REQUIREMENT: Every line of the listing below is to be repeated exactly; the pictures stay out.
• • • • •
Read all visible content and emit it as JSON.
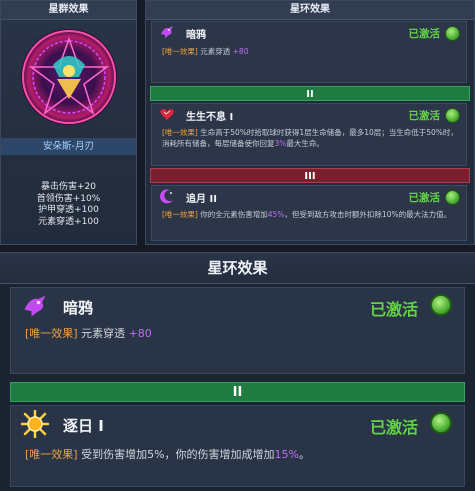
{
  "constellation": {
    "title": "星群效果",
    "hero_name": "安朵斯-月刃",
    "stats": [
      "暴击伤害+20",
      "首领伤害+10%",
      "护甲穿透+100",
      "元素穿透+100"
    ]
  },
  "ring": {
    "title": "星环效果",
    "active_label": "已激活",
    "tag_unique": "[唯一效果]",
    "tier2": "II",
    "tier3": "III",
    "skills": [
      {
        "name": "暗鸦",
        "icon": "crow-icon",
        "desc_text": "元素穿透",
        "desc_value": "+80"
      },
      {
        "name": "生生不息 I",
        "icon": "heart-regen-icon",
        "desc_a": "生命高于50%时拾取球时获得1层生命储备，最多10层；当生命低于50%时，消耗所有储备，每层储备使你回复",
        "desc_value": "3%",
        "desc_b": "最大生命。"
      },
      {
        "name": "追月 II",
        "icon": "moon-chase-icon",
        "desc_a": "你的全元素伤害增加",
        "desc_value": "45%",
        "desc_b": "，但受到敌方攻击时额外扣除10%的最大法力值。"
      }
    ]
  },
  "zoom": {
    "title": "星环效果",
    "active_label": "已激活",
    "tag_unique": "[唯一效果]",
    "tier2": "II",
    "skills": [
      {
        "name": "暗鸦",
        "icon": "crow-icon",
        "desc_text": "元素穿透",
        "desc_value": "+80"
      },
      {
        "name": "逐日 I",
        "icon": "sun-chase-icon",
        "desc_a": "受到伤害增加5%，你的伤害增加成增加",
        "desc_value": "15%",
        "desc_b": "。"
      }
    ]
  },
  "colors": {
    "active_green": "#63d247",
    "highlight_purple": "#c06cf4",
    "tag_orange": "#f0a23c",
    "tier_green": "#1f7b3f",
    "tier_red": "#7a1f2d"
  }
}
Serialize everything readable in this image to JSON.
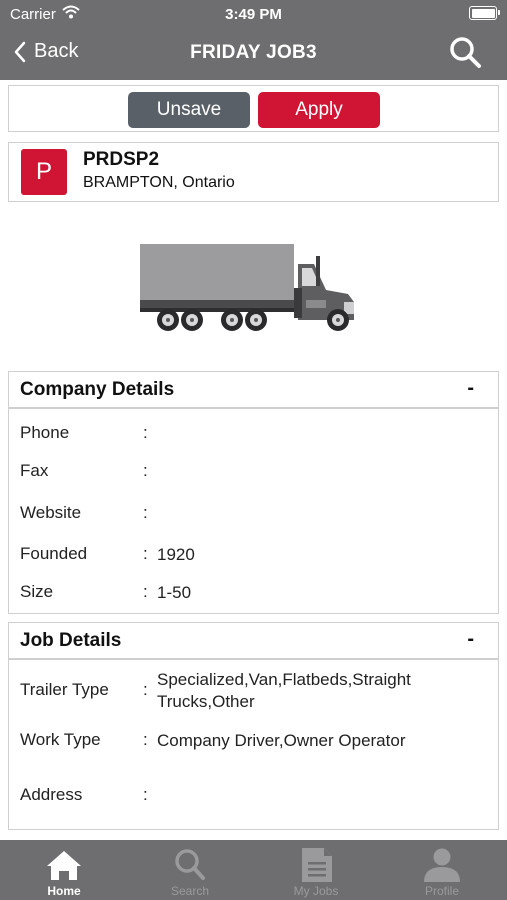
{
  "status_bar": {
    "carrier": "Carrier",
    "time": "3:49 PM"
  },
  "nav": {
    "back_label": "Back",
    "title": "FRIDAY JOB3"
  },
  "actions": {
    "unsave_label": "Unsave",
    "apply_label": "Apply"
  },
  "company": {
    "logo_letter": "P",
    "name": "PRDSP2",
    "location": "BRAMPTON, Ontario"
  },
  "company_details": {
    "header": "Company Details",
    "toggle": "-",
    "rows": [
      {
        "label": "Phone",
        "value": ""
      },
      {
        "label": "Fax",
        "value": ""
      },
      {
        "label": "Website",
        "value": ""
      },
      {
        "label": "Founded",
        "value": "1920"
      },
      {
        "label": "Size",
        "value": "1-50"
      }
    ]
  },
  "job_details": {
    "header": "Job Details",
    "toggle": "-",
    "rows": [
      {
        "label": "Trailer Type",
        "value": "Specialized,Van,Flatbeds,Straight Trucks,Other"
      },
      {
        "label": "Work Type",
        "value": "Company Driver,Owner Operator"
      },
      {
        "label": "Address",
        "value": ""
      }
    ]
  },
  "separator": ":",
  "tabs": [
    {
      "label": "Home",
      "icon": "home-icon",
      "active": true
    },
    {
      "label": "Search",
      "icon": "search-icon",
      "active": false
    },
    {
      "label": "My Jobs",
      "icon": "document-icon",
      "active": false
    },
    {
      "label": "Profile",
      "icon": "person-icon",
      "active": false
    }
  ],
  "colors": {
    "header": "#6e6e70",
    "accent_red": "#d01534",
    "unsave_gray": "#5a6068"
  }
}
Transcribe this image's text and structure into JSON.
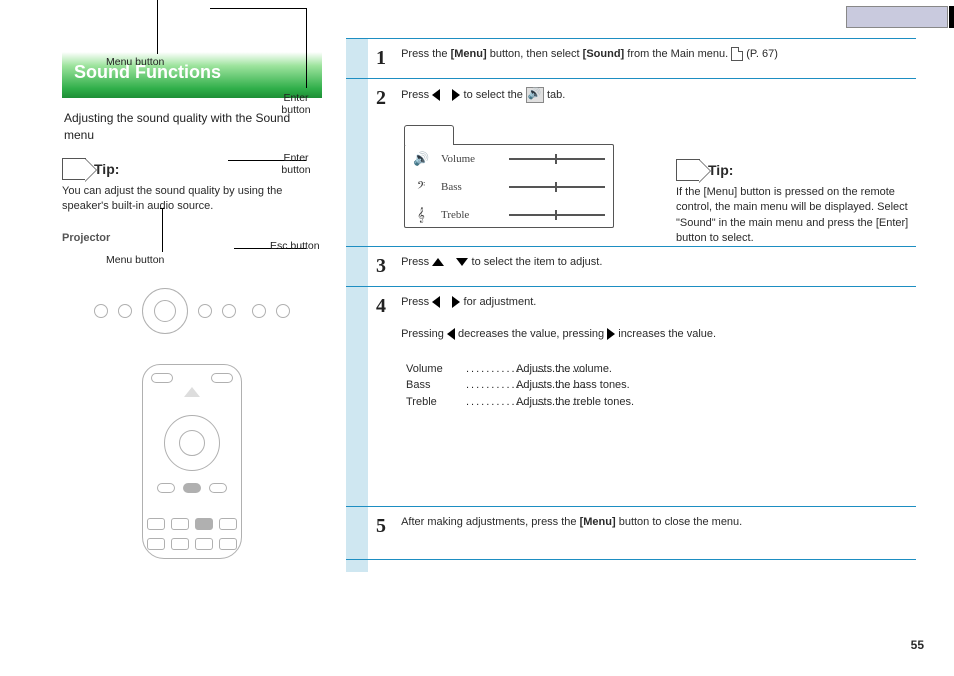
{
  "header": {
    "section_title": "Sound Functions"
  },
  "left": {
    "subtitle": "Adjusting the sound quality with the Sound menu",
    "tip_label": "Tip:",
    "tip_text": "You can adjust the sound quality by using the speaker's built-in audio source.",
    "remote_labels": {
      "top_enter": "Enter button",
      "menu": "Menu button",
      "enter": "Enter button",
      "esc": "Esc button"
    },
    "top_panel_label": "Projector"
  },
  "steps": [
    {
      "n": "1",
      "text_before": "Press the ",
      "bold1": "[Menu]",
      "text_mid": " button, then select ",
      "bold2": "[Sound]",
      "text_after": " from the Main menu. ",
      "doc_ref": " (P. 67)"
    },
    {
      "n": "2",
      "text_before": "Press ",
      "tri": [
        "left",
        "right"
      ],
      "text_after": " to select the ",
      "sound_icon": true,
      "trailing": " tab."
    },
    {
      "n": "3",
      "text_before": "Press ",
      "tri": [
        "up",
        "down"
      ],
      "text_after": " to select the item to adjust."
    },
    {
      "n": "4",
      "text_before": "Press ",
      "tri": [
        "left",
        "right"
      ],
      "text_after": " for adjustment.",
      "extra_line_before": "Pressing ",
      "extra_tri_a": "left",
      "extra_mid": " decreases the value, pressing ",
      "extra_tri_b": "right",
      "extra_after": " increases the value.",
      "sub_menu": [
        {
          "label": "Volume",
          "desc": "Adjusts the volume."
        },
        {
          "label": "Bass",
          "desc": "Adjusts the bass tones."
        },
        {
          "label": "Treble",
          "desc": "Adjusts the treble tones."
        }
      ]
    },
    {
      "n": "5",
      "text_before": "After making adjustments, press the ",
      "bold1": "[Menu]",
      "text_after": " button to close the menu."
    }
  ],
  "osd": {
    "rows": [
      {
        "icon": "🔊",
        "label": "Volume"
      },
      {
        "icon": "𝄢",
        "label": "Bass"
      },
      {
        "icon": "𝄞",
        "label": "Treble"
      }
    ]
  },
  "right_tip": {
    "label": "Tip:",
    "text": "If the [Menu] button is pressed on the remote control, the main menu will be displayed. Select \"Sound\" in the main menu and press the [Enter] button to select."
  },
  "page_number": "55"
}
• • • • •
TASK OUTPUT:
Read all visible content and emit it as JSON.
{
  "constellation": {
    "title": "星群效果",
    "hero_name": "安朵斯-月刃",
    "stats": [
      "暴击伤害+20",
      "首领伤害+10%",
      "护甲穿透+100",
      "元素穿透+100"
    ]
  },
  "ring": {
    "title": "星环效果",
    "active_label": "已激活",
    "tag_unique": "[唯一效果]",
    "tier2": "II",
    "tier3": "III",
    "skills": [
      {
        "name": "暗鸦",
        "icon": "crow-icon",
        "desc_text": "元素穿透",
        "desc_value": "+80"
      },
      {
        "name": "生生不息 I",
        "icon": "heart-regen-icon",
        "desc_a": "生命高于50%时拾取球时获得1层生命储备，最多10层；当生命低于50%时，消耗所有储备，每层储备使你回复",
        "desc_value": "3%",
        "desc_b": "最大生命。"
      },
      {
        "name": "追月 II",
        "icon": "moon-chase-icon",
        "desc_a": "你的全元素伤害增加",
        "desc_value": "45%",
        "desc_b": "，但受到敌方攻击时额外扣除10%的最大法力值。"
      }
    ]
  },
  "zoom": {
    "title": "星环效果",
    "active_label": "已激活",
    "tag_unique": "[唯一效果]",
    "tier2": "II",
    "skills": [
      {
        "name": "暗鸦",
        "icon": "crow-icon",
        "desc_text": "元素穿透",
        "desc_value": "+80"
      },
      {
        "name": "逐日 I",
        "icon": "sun-chase-icon",
        "desc_a": "受到伤害增加5%，你的伤害增加成增加",
        "desc_value": "15%",
        "desc_b": "。"
      }
    ]
  },
  "colors": {
    "active_green": "#63d247",
    "highlight_purple": "#c06cf4",
    "tag_orange": "#f0a23c",
    "tier_green": "#1f7b3f",
    "tier_red": "#7a1f2d"
  }
}
Serialize everything readable in this image to JSON.
{
  "status_bar": {
    "carrier": "Carrier",
    "time": "3:49 PM"
  },
  "nav": {
    "back_label": "Back",
    "title": "FRIDAY JOB3"
  },
  "actions": {
    "unsave_label": "Unsave",
    "apply_label": "Apply"
  },
  "company": {
    "logo_letter": "P",
    "name": "PRDSP2",
    "location": "BRAMPTON, Ontario"
  },
  "company_details": {
    "header": "Company Details",
    "toggle": "-",
    "rows": [
      {
        "label": "Phone",
        "value": ""
      },
      {
        "label": "Fax",
        "value": ""
      },
      {
        "label": "Website",
        "value": ""
      },
      {
        "label": "Founded",
        "value": "1920"
      },
      {
        "label": "Size",
        "value": "1-50"
      }
    ]
  },
  "job_details": {
    "header": "Job Details",
    "toggle": "-",
    "rows": [
      {
        "label": "Trailer Type",
        "value": "Specialized,Van,Flatbeds,Straight Trucks,Other"
      },
      {
        "label": "Work Type",
        "value": "Company Driver,Owner Operator"
      },
      {
        "label": "Address",
        "value": ""
      }
    ]
  },
  "separator": ":",
  "tabs": [
    {
      "label": "Home",
      "icon": "home-icon",
      "active": true
    },
    {
      "label": "Search",
      "icon": "search-icon",
      "active": false
    },
    {
      "label": "My Jobs",
      "icon": "document-icon",
      "active": false
    },
    {
      "label": "Profile",
      "icon": "person-icon",
      "active": false
    }
  ],
  "colors": {
    "header": "#6e6e70",
    "accent_red": "#d01534",
    "unsave_gray": "#5a6068"
  }
}
Transcribe this image's text and structure into JSON.
{
  "header": {
    "section_title": "Sound Functions"
  },
  "left": {
    "subtitle": "Adjusting the sound quality with the Sound menu",
    "tip_label": "Tip:",
    "tip_text": "You can adjust the sound quality by using the speaker's built-in audio source.",
    "remote_labels": {
      "top_enter": "Enter button",
      "menu": "Menu button",
      "enter": "Enter button",
      "esc": "Esc button"
    },
    "top_panel_label": "Projector"
  },
  "steps": [
    {
      "n": "1",
      "text_before": "Press the ",
      "bold1": "[Menu]",
      "text_mid": " button, then select ",
      "bold2": "[Sound]",
      "text_after": " from the Main menu. ",
      "doc_ref": " (P. 67)"
    },
    {
      "n": "2",
      "text_before": "Press ",
      "tri": [
        "left",
        "right"
      ],
      "text_after": " to select the ",
      "sound_icon": true,
      "trailing": " tab."
    },
    {
      "n": "3",
      "text_before": "Press ",
      "tri": [
        "up",
        "down"
      ],
      "text_after": " to select the item to adjust."
    },
    {
      "n": "4",
      "text_before": "Press ",
      "tri": [
        "left",
        "right"
      ],
      "text_after": " for adjustment.",
      "extra_line_before": "Pressing ",
      "extra_tri_a": "left",
      "extra_mid": " decreases the value, pressing ",
      "extra_tri_b": "right",
      "extra_after": " increases the value.",
      "sub_menu": [
        {
          "label": "Volume",
          "desc": "Adjusts the volume."
        },
        {
          "label": "Bass",
          "desc": "Adjusts the bass tones."
        },
        {
          "label": "Treble",
          "desc": "Adjusts the treble tones."
        }
      ]
    },
    {
      "n": "5",
      "text_before": "After making adjustments, press the ",
      "bold1": "[Menu]",
      "text_after": " button to close the menu."
    }
  ],
  "osd": {
    "rows": [
      {
        "icon": "🔊",
        "label": "Volume"
      },
      {
        "icon": "𝄢",
        "label": "Bass"
      },
      {
        "icon": "𝄞",
        "label": "Treble"
      }
    ]
  },
  "right_tip": {
    "label": "Tip:",
    "text": "If the [Menu] button is pressed on the remote control, the main menu will be displayed. Select \"Sound\" in the main menu and press the [Enter] button to select."
  },
  "page_number": "55"
}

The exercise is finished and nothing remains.